Volume 2, Issue 1 (March 1979)
Metal Versus Nonwoven Fiber Fabric Earth Reinforcement in Dry Sands: A Comparative Statistical Analysis of Model Tests
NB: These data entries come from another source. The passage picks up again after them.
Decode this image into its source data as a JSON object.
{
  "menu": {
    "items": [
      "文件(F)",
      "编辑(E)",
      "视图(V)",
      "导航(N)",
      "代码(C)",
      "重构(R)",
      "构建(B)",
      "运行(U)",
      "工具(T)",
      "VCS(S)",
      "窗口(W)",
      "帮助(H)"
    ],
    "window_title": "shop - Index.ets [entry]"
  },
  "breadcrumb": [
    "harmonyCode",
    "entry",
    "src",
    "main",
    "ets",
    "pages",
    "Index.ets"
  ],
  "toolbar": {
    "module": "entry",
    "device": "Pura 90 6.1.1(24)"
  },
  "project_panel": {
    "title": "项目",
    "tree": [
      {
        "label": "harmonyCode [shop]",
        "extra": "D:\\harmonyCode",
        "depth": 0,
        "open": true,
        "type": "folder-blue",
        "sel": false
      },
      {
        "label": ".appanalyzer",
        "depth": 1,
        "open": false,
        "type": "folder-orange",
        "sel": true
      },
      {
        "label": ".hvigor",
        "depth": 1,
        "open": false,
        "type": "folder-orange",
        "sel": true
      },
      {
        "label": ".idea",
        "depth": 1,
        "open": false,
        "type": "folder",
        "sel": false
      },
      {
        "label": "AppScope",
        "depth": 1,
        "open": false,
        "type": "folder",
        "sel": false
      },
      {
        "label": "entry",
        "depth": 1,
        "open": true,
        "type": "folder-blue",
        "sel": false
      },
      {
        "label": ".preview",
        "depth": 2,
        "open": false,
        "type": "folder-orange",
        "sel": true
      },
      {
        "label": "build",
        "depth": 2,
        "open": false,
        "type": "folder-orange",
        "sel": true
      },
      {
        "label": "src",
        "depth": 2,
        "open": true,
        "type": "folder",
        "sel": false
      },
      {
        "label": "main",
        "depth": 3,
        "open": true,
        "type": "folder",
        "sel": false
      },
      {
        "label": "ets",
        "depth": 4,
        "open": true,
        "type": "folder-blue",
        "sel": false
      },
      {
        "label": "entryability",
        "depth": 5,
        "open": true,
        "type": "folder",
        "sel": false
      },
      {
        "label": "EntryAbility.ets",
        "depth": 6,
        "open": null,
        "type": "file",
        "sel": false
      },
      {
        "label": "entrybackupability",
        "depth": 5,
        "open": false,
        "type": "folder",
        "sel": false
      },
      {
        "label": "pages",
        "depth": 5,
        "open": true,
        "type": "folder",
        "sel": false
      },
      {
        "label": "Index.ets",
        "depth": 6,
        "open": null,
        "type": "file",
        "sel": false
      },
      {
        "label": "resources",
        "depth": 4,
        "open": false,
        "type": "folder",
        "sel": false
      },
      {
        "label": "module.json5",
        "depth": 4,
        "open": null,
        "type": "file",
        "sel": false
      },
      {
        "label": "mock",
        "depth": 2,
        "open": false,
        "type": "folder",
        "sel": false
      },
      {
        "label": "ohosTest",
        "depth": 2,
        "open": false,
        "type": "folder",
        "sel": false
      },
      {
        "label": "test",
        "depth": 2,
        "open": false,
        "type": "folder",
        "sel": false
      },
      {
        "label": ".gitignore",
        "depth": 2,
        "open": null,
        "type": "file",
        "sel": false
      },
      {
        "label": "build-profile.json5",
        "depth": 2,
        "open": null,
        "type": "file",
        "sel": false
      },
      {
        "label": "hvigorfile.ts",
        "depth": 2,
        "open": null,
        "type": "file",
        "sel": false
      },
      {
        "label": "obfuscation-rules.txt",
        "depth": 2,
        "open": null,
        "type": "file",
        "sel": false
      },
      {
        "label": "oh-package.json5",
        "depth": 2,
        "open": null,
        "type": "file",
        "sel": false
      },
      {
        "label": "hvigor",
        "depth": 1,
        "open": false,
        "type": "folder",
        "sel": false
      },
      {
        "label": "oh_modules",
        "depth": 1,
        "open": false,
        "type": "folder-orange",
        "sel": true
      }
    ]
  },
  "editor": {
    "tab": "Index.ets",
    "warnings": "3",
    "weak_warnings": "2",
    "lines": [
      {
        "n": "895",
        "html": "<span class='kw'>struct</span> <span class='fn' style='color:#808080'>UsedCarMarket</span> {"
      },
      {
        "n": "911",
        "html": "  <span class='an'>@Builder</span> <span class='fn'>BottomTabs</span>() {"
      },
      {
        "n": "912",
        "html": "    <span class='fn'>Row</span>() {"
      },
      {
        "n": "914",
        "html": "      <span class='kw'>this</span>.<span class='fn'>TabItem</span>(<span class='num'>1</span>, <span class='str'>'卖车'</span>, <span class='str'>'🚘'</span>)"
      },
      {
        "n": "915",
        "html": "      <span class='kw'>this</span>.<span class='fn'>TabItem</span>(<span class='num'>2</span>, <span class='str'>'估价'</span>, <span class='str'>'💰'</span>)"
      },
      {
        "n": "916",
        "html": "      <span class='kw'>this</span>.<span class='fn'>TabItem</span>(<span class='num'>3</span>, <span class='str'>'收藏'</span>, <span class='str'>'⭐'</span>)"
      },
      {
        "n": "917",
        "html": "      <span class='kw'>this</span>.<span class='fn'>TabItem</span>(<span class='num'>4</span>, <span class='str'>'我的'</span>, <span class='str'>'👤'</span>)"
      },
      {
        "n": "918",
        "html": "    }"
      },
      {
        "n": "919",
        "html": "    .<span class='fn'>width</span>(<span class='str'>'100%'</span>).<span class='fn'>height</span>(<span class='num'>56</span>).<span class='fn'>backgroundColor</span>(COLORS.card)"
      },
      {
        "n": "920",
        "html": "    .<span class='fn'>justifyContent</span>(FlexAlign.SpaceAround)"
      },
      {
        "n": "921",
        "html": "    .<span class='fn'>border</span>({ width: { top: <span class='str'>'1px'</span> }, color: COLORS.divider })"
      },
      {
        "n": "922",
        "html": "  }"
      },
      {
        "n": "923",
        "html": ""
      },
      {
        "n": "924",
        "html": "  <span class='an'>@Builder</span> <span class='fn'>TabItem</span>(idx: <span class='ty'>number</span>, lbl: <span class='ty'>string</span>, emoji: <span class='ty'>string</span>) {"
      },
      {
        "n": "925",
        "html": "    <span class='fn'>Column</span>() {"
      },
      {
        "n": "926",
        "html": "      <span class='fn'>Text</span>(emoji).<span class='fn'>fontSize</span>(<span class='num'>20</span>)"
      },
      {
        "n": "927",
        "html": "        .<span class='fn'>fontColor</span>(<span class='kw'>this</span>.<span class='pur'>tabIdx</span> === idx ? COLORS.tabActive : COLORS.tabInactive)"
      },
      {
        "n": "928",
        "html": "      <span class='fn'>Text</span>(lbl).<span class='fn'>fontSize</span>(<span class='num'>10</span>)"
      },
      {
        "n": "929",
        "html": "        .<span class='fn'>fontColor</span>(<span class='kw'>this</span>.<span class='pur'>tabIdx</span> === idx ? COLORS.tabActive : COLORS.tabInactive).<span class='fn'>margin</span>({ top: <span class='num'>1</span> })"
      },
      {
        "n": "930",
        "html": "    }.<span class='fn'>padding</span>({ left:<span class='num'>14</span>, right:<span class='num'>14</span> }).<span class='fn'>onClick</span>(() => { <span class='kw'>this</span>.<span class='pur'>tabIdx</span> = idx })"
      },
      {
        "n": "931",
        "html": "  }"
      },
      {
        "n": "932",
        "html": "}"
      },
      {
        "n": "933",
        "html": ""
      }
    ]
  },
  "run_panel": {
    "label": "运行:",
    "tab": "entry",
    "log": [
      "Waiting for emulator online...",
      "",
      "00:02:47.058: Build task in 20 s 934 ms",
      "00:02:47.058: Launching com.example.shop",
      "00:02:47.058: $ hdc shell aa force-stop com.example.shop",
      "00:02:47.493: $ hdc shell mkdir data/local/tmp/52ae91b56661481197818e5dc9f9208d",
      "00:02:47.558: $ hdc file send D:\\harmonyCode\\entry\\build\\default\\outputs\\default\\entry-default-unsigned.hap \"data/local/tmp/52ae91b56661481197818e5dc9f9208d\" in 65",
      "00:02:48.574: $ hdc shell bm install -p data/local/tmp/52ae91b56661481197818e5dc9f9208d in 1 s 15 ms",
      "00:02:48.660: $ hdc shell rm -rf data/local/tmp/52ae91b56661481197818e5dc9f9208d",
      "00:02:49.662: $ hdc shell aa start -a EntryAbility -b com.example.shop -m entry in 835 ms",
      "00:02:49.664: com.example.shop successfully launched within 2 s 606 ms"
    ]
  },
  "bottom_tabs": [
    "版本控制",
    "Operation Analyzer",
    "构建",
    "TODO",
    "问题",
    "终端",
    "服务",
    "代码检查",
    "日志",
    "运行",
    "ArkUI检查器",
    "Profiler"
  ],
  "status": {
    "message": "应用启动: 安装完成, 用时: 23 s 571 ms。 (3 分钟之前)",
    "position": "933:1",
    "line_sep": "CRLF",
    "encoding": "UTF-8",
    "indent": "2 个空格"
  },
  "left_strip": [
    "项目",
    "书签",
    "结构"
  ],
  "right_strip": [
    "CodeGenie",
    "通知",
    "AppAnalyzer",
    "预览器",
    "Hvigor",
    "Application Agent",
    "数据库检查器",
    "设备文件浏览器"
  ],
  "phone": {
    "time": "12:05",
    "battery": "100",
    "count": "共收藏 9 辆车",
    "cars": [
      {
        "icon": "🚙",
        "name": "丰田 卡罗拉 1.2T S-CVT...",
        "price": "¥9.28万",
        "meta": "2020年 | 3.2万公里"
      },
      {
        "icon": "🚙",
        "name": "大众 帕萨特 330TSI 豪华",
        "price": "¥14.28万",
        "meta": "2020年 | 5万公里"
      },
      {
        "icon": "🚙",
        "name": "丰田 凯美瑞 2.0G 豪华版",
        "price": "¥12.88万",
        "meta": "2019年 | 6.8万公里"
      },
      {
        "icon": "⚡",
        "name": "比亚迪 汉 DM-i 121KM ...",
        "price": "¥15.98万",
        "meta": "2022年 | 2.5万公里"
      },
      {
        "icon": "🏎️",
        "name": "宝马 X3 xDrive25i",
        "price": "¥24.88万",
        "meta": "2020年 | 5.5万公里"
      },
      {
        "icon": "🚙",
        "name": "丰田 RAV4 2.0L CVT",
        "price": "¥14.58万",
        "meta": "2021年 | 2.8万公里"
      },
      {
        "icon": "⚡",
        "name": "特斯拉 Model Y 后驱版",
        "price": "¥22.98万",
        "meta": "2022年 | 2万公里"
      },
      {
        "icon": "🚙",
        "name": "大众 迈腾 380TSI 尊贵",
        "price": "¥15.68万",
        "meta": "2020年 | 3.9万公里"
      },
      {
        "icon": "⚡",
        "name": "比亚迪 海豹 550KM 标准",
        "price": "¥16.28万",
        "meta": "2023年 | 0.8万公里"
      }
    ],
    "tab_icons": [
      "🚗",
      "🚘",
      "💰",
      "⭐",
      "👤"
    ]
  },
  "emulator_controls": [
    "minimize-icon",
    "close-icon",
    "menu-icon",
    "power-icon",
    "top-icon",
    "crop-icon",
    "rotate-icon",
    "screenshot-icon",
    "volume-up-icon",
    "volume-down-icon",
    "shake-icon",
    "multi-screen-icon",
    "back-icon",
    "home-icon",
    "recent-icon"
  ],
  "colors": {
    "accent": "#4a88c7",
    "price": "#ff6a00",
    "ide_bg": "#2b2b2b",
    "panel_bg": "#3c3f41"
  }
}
An experimental model study to compare the efficiency of metal and nonwoven fiber fabric reinforcement in mobilizing “sand-tie interaction” was developed. Model retaining walls were constructed in a sample box, sand was pluvially deposited at predetermined relative densities by a specially designed stationary depositor, and reinforcements were placed during deposition at varying levels and concentrations to meet the requirements of a statistical experimental setup. Two phases of tests were performed. Pull-out tests for measuring the lateral reaction on the face of the retaining wall, which consisted of three strain-gage instrumented aluminum plates, were conducted in the first phase. From the results obtained in these tests a comparative statistical analysis was made. During the second phase, the reinforcements in models of reinforced-soil retaining walls were overstressed to failure by surcharging of the backfill, and a comparison of the height of backfill at failure versus the length of the reinforcement was made. It was concluded that fiber fabric has advantages over the metal reinforcement used in the construction of Reinforced Earth® structures.